|Price: Rs 150|
Dimensions (in cms): 14x22
|Publisher: Ashesh Joshi, Auroville|
An Introduction to the Integral Yoga is divided into four parts. The first section introduces some basic concepts of yoga. The second highlights aspects of Sri Aurobindo’s Integral Yoga, such as the transformation of human nature, the psychic being, the triple transformation, and the supermind. The third covers some features of the practice of the Integral Yoga, such as the triple attitude of aspiration, rejection, and surrender, as well as discussing some difficulties on the path. The fourth section consists of short biographies of Sri Aurobindo and the Mother, a brief listing of their main works, and some information on the Sri Aurobindo Ashram, the Sri Aurobindo Society, and Auroville. It is a short work comprising extracts from Sri Aurobindo’s and The Mother’s writings interspersed with explanatory passages by the author. After spending twenty years in the Ashram, the author moved to Auroville. He has created his own area of work by holding workshops in Auroville on the Integral Yoga and Sri Aurobindo’s vision.

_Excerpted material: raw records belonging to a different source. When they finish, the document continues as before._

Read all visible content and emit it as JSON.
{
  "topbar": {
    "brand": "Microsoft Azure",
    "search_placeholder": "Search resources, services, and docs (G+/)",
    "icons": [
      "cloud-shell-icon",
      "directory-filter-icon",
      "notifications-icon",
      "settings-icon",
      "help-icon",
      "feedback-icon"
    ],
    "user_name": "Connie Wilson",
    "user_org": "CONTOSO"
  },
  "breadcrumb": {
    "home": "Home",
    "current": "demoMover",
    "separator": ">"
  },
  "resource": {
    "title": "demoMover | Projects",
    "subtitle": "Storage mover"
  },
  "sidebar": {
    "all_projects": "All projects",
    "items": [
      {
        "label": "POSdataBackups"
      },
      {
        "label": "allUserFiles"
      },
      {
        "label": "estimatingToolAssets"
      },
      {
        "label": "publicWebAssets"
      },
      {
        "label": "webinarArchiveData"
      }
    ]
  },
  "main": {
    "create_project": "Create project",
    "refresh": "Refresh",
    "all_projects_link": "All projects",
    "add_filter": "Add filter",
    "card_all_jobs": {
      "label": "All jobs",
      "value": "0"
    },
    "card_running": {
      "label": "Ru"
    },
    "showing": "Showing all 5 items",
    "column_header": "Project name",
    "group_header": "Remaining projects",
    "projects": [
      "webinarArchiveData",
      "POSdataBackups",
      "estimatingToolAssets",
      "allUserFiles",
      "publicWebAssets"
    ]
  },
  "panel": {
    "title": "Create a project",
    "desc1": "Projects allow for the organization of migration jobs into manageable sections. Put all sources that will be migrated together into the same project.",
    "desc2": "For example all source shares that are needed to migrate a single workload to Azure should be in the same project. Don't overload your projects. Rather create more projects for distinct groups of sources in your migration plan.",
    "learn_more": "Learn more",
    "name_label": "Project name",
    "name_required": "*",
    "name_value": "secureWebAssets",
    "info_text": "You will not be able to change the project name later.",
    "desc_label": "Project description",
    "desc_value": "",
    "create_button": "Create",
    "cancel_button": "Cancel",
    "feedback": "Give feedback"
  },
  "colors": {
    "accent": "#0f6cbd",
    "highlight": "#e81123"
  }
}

Sri Aurobindo’s works being voluminous and the content often being dense, many people tend to read them based on a subject they are interested in. Not many take up his major writings from the first page and go through till the end. Those who are curious to study his works in greater depth often take the help of people who are conducting classes on his writings or have practised his Yoga. It is only over a considerable period of study that one can understand the full range of his vision.

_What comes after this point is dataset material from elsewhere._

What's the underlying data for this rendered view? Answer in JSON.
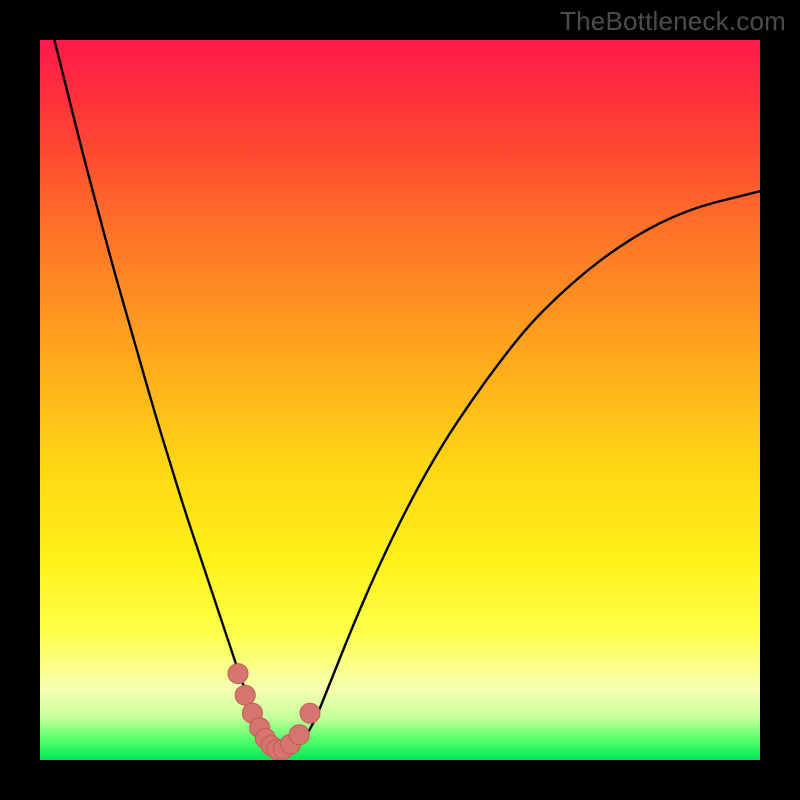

There is another aspect to his works which is important to note: a single short passage is often enough to answer a specific question and keep one engaged over a period of time in practising the solution found. This allows a person to read him in small excerpts and be satisfied with it. But these short readings are dependent on one’s personal need.
This introductory book serves both points discussed above. The author holds workshops in Auroville on Sri Aurobindo’s vision of life. That has allowed him to work on his subject matter with constant feedback from people. Therefore, the arrangement of the chapters in the book is simple, logical, and intelligible. And being an introduction the form is concise, in fact so concise that he has done well to quote more from Sri Aurobindo and The Mother and not tried to explain too much in his own words.
I conducted a small informal survey, where people in a book shop were randomly chosen and asked a few questions. First, if they came across an introductory book on a new philosophy, what were their expectations of its content. The outcome was that most of those questioned would certainly want to know something about Sri Aurobindo’s early spiritual life or some anecdotes enabling them to connect to his early spiritual experiences leading to his vision. Secondly, most felt that in an introductory book they were not interested in details extraneous to understanding his basic vision. This general feedback led me to believe that the author could have excluded some portions of this book and given each topic a longer treatment, allowing the reader to settle in his reading and have the time to picture the reasoning line of connectivity.
Nonetheless, I am sure that not only people attending the author’s workshop but also readers attracted to Sri Aurobindo’s vision will profit from the material presented in this book.
After completing her studies at SAICE Shyama joined the Ashram, where she currently looks after a guest house and serves as a captain in the Physical Education Department. She enjoys theatre, dance, music, drawing, and writing, and has written articles for the SAICE alumni journal, The Golden Chain.